**Required action:** For each line of the data below, copy it if it holds the word "then".

**Input material:**
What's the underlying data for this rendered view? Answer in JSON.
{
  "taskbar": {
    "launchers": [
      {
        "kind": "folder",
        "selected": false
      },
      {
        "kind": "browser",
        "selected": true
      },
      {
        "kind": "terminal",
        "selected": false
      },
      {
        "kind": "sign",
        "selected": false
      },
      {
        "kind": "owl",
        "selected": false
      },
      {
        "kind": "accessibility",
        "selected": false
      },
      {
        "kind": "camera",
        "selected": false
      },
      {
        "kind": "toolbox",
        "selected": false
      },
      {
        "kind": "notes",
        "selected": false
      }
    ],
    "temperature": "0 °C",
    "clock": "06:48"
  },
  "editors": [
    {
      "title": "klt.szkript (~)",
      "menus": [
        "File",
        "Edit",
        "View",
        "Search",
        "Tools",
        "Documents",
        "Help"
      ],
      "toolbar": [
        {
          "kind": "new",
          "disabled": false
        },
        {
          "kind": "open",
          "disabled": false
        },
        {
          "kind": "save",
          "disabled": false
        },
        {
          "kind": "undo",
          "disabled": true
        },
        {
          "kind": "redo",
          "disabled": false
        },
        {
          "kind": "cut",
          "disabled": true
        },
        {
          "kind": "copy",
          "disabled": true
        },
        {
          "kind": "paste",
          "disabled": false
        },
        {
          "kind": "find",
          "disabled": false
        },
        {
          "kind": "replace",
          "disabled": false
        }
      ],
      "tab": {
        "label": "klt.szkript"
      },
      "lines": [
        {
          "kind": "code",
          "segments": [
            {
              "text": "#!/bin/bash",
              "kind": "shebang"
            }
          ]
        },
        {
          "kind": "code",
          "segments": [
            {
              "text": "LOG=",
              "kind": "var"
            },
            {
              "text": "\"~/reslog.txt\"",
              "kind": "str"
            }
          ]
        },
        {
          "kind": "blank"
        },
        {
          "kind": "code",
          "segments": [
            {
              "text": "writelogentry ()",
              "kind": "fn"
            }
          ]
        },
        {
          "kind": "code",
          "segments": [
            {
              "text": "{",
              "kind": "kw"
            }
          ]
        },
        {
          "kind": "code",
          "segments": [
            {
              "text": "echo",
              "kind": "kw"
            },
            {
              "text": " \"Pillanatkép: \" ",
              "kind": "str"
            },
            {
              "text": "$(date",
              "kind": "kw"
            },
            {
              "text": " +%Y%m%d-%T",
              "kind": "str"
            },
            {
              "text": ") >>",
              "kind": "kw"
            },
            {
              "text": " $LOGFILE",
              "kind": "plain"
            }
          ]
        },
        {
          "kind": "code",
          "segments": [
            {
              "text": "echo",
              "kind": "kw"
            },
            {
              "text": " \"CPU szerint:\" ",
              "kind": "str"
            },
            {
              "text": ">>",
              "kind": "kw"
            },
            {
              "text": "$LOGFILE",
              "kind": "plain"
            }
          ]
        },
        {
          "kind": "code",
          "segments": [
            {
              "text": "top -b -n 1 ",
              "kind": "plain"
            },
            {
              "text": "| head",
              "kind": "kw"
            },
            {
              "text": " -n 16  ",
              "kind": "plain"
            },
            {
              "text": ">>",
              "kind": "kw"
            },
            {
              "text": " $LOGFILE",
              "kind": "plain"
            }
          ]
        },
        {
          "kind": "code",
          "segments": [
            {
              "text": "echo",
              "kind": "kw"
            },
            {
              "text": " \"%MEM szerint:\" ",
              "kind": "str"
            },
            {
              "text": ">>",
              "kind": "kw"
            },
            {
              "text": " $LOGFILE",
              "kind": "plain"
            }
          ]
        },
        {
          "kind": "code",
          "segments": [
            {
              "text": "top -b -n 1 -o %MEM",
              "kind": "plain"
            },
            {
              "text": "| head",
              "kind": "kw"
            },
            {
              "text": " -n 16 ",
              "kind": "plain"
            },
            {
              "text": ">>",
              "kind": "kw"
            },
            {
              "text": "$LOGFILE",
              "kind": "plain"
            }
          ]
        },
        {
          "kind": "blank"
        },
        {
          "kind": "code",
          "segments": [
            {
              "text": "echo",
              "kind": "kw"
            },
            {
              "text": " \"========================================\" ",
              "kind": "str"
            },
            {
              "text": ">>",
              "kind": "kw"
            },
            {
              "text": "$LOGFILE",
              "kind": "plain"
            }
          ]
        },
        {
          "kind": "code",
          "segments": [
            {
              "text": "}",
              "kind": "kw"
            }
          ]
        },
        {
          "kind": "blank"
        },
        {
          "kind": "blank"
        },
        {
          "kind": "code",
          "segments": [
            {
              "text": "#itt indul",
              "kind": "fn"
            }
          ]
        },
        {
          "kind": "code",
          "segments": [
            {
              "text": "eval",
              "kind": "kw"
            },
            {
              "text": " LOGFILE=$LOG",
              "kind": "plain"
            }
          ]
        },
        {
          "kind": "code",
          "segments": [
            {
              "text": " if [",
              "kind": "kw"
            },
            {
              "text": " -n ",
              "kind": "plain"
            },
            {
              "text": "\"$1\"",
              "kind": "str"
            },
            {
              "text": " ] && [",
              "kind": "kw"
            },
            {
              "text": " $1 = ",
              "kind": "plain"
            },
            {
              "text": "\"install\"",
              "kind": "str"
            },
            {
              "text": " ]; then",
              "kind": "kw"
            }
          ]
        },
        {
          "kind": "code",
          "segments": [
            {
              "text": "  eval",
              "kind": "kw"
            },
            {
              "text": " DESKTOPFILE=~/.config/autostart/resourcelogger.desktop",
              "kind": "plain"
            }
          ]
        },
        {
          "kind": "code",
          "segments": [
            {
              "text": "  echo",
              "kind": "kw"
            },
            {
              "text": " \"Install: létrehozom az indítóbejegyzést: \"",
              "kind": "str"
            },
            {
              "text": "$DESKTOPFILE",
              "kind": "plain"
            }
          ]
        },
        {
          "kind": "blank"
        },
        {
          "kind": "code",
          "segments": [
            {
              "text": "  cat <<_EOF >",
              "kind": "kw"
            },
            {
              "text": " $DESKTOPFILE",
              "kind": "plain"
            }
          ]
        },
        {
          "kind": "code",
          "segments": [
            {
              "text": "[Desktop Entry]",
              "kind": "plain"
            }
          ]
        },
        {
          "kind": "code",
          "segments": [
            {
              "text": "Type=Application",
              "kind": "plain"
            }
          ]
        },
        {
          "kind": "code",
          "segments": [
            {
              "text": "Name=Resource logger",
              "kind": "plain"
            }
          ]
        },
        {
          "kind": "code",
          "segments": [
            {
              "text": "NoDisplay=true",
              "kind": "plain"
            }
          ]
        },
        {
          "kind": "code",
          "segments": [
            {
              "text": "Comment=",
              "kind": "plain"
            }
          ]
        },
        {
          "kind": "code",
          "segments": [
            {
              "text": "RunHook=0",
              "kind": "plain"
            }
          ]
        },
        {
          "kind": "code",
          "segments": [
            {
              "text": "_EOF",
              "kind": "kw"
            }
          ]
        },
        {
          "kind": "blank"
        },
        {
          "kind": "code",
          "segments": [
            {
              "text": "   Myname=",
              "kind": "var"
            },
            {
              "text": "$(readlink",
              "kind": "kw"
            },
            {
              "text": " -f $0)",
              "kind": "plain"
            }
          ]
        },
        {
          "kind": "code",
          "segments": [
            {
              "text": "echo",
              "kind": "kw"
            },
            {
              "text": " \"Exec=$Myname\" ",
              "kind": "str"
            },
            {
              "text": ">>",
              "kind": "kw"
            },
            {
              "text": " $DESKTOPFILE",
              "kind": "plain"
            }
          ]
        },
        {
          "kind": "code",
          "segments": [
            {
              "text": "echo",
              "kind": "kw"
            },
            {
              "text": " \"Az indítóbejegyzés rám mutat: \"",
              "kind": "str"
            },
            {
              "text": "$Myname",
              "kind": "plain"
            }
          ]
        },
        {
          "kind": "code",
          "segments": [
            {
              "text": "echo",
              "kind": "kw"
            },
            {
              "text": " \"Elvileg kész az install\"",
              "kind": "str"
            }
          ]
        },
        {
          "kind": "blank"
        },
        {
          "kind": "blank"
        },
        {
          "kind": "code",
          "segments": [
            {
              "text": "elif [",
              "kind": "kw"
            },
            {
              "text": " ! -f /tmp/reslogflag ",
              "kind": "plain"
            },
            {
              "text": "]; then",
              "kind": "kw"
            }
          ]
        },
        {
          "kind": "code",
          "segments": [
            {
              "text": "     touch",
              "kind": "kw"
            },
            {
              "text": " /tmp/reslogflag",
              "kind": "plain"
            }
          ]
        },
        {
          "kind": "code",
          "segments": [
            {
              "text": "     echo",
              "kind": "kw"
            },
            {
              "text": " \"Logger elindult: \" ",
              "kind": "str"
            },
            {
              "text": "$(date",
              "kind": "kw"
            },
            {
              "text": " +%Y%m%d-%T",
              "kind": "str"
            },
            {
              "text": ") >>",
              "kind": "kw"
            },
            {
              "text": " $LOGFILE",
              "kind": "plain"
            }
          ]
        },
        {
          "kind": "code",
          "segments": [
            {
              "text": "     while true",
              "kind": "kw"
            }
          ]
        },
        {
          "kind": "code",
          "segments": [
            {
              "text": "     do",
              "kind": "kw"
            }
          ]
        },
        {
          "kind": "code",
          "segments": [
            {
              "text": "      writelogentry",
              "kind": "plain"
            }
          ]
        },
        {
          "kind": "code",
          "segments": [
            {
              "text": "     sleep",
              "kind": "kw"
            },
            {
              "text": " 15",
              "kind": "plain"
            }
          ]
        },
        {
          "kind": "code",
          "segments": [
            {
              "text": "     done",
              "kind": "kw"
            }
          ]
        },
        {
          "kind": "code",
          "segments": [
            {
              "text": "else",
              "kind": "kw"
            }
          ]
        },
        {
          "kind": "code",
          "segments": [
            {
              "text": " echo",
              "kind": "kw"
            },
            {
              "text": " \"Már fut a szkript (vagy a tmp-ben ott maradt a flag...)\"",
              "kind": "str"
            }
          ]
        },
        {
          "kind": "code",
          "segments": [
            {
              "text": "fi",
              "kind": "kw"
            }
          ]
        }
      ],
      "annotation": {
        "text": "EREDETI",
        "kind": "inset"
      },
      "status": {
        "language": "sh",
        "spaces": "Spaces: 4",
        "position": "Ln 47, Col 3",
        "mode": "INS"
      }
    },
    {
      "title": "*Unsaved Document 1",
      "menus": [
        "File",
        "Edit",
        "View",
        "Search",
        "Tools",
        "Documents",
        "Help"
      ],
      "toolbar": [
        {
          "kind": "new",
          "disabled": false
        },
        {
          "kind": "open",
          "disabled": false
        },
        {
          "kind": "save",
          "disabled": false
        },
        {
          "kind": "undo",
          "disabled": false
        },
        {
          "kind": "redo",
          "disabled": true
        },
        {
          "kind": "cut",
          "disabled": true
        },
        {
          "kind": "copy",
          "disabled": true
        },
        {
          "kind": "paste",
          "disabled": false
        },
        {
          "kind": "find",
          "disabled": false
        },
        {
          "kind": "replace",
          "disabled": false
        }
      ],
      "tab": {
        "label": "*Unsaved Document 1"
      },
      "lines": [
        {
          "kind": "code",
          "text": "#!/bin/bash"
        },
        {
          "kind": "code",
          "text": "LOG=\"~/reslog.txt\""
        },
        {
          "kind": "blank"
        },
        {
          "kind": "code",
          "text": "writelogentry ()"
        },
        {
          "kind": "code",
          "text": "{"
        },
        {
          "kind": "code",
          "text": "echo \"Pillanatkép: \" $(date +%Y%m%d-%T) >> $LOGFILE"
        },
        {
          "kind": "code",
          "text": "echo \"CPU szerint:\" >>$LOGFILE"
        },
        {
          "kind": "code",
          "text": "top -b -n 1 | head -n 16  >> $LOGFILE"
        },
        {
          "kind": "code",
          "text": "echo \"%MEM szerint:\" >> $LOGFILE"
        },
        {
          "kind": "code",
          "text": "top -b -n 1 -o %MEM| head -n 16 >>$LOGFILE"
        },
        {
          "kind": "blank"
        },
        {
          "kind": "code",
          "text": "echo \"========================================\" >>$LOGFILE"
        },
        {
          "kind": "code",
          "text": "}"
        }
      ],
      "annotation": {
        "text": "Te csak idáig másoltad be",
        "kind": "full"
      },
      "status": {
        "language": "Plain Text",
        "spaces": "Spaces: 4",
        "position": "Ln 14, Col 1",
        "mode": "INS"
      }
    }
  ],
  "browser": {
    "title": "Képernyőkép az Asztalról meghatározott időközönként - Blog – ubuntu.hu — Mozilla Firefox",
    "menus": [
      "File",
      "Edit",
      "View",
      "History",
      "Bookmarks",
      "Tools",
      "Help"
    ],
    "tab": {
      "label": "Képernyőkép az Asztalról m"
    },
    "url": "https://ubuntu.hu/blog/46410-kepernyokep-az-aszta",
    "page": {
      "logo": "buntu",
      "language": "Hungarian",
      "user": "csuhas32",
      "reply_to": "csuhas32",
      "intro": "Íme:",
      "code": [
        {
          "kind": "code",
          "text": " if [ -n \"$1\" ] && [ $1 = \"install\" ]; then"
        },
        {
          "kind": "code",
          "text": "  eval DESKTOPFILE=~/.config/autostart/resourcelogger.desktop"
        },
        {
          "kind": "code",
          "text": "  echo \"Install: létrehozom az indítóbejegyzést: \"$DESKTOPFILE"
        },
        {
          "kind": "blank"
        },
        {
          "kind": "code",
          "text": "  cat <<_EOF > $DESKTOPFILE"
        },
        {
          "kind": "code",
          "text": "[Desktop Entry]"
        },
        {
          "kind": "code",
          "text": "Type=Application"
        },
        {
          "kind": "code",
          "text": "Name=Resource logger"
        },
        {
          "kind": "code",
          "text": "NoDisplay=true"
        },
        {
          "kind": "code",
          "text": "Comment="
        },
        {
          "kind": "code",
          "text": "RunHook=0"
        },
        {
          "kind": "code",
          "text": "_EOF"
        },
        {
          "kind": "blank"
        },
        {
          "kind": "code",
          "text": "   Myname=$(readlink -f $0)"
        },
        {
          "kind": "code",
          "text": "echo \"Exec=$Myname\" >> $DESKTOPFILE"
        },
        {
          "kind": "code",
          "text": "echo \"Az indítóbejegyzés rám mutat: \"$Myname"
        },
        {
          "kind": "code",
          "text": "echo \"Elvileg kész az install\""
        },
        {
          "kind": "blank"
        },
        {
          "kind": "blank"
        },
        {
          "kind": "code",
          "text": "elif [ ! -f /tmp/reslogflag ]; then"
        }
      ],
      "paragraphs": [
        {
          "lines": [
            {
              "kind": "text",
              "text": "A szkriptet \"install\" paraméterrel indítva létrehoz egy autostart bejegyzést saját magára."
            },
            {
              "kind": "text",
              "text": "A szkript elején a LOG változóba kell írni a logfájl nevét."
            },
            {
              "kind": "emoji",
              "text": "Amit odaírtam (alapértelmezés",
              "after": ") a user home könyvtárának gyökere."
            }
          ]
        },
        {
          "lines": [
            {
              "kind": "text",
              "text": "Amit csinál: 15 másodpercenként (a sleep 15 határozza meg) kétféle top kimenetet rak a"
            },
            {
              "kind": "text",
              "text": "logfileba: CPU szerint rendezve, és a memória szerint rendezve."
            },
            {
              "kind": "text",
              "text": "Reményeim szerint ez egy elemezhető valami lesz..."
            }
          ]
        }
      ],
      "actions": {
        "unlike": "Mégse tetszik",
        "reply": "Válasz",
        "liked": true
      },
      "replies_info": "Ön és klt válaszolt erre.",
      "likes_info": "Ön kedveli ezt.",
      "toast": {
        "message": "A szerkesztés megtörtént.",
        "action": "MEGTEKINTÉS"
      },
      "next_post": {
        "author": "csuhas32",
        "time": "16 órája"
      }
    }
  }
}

**Your response:**
              "text": " ]; then",
              "text": "]; then",
          "text": " if [ -n \"$1\" ] && [ $1 = \"install\" ]; then"
          "text": "elif [ ! -f /tmp/reslogflag ]; then"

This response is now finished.